By Siraj Sarwar
Commodity stocks are some of the most attractive investments when the economy shifts to the recovery phase. One way to benefit from the rise on commodity prices is to look at corporations that deal with commodities such as oil and gas.
For those looking to enhance their portfolios with some potential stocks, the energy sector might be the place to look. Many stocks in the sector also have a long history of increasing dividends. Therefore, this sector has historically been a favorite of income-focused investors. In this article, I selected three stocks from the oil and gas industry. These stocks have eye-catching dividend yields, solid financial positions and strong growth prospects.
Enerplus Corporation (ERF) is an oil and gas company that seeks to provide an attractive yield, balanced with a sustainable level of growth. Recently, the company sold off oil sands and conventional assets. It used the proceeds to build its acreage position in Bakken Shale in North Dakota and Marcellus Shale in Pennsylvania.
I think the high levels of capital spending in these plays may spread the company's cash flow too thin, and I would prefer the company to concentrate its portfolio through divestitures to improve shareholder returns. Enerplus has displayed strong growth over the previous three years, but has suffered recently because of the depressed natural gas prices in the last year.
Nevertheless, it is one of the best yielding stocks in the industry. Presently, the corporation pays a month-to-month cash dividend of $0.09, yielding 7.88%. Due to weak commodity prices and high transportation costs, the corporation had to reduce dividends by 50%. The corporation's cash flow has suffered slightly over the previous two years.

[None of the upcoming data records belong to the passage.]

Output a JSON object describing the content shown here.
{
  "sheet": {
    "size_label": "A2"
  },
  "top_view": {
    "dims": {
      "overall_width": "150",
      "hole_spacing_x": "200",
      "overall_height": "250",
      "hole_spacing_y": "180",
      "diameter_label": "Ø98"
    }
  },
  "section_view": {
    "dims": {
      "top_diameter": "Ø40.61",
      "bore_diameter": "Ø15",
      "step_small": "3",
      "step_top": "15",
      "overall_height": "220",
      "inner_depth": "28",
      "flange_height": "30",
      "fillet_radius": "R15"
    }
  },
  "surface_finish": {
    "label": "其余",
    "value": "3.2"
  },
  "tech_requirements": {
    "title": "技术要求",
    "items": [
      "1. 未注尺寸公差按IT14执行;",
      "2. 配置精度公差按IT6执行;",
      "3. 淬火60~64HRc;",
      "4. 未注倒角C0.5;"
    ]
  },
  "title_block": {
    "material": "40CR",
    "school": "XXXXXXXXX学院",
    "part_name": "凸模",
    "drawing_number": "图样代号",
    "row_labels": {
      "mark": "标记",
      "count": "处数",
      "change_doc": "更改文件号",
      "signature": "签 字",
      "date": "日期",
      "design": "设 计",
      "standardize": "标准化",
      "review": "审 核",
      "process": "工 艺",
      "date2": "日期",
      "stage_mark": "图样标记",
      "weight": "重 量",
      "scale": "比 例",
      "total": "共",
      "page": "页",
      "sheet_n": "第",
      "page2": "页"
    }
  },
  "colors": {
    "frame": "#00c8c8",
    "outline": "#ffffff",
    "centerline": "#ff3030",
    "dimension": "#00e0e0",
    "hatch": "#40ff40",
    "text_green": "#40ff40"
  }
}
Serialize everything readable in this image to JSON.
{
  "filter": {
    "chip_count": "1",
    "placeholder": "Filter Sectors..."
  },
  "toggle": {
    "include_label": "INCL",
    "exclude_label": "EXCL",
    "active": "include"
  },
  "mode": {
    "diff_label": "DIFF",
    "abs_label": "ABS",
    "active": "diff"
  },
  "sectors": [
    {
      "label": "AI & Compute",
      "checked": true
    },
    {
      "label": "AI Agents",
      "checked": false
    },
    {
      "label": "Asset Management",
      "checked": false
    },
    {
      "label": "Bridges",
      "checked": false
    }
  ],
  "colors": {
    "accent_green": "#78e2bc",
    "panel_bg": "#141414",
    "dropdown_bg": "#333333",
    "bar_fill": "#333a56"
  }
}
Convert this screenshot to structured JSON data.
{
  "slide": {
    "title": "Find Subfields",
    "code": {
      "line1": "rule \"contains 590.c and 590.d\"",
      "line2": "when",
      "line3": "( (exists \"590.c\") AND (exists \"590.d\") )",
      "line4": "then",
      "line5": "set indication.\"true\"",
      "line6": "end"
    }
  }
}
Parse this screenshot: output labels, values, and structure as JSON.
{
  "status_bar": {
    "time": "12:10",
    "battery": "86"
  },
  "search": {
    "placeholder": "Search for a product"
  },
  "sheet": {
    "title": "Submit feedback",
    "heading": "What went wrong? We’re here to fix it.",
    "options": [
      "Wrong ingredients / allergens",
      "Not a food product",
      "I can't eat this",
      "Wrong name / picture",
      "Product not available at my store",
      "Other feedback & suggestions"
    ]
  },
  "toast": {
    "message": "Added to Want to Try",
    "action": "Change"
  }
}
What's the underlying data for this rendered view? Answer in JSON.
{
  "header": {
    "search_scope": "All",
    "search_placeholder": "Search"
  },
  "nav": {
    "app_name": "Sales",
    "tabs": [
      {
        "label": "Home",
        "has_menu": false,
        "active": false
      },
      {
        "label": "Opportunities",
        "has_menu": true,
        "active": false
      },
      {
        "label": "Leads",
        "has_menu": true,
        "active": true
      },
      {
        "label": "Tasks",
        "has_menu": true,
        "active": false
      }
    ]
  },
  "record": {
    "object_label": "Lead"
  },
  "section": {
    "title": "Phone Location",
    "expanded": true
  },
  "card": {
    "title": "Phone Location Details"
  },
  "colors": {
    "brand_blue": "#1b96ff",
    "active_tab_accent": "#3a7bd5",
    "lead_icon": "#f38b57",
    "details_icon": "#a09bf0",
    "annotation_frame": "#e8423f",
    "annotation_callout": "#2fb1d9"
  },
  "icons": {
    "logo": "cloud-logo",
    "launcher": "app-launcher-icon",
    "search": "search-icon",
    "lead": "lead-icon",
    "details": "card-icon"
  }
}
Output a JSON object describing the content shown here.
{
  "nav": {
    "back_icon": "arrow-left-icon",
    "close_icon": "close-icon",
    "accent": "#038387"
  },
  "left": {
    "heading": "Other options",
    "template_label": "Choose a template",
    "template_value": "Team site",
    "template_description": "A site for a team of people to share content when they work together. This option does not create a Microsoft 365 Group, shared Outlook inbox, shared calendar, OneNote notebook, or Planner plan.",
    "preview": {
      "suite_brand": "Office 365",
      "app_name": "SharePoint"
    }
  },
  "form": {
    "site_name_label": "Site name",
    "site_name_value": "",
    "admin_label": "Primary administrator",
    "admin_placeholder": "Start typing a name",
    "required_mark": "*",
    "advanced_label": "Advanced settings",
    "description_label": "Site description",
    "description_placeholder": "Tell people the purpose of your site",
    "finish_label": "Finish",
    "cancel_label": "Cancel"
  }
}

To offset the effect of low natural prices, Enerplus reduced its capital spending. This move can enhance the company's free cash flow. Consequently, the corporation will have more cash to protect its dividend payments. I believe Enerplus will sustain its dividend due to cut in its spending. Additionally, Enerplus made it crystal clear that, in spite of slow growth, the corporation expects to sustain its dividend.
Canadian Oil Sands (OTC:COSWF) is another Canada-based company. It provides investment opportunity in oil sands through its 36.74% interest in the Syncrude Project. The company has potential to generate 375,000 barrels per day.
Canadian Oil Sands offers an enormous quarterly dividend of $0.35 per share. With a dividend yield of 6.72%, Canadian Oil Sands has been named as top dividend stock by Dividend Channel. Since 2011, the company raised its dividend payment from $0.20 per share to $0.35 per share in 2012.
Canadian Oil Sands has been showing exceptional revenue growth over the years. Since 2009, the company's revenue increased from $2.77 billion to almost $4 billion at the end of 2012. The company's sale volume stands at 105,700 barrels per day. Additionally, the management forecasts to generate an annual average sales volume of $115 million barrels by the end of 2013.
The cash flow for the company is exceptionally strong. At the end of 2012, the company produced almost $1.6 billion or $3.26 per share in cash flows from operations. Last year, its cash flows from operations suffered due to the lower commodities prices. In the same period, the corporation spent $1.08 billion in capital expenditures.
The company is investing heavily in growth opportunities. Canadian Oil Sands is looking to replace or relocate Syncrude mining trains. The company was able to substantially reduce its debt by the end of 2012. However, Canadian estimates the debt level to increase over the next few years due to expansion plans. Nonetheless, the company has the potential to sustain and even increase dividends.
British Petroleum (BP) is among the biggest names in the integrated oil and gas world. It has two main business segments: Exploration and Production, and Refining and Marketing. With a trailing yield of 4.48%, BP offers one of the best dividends in the oil industry. Recently, BP's dividend rose from $0.48/share to $0.54/share.
BP's revenues have elevated significantly over the previous three years. The company was able to increase revenue at 7.67%. However, BP was not able to increase profits at a similar pace, because the costs for the corporation have also been growing. The company's EPS increase by 3.94% in the last three years. Over the previous two years, the corporation has suffered enormously because of the Macondo well disaster.
However, BP has brought up $37.8 billion from the sale of non-core assets, excluding TNK-BP. Additionally, the company plans to continue restructuring in 2013. The corporation has declared an arrangement to sell its 50% share in TNK-BP to Rosneft, a Russian incorporated oil and gas corporation. BP will get $17.1 billion in cash and shares which represent 12.84% of Rosneft.
I believe the restructuring strategy can further enhance BP's cash flows and thus, dividends. BP could be an attractive pick for investors. In the past year, the company returned substantial amount to shareholders in the form of dividends. BP is a safe pick for dividend investors. Yet, the company has performed substantially below its American peers. Therefore, it still has substantial upside potential.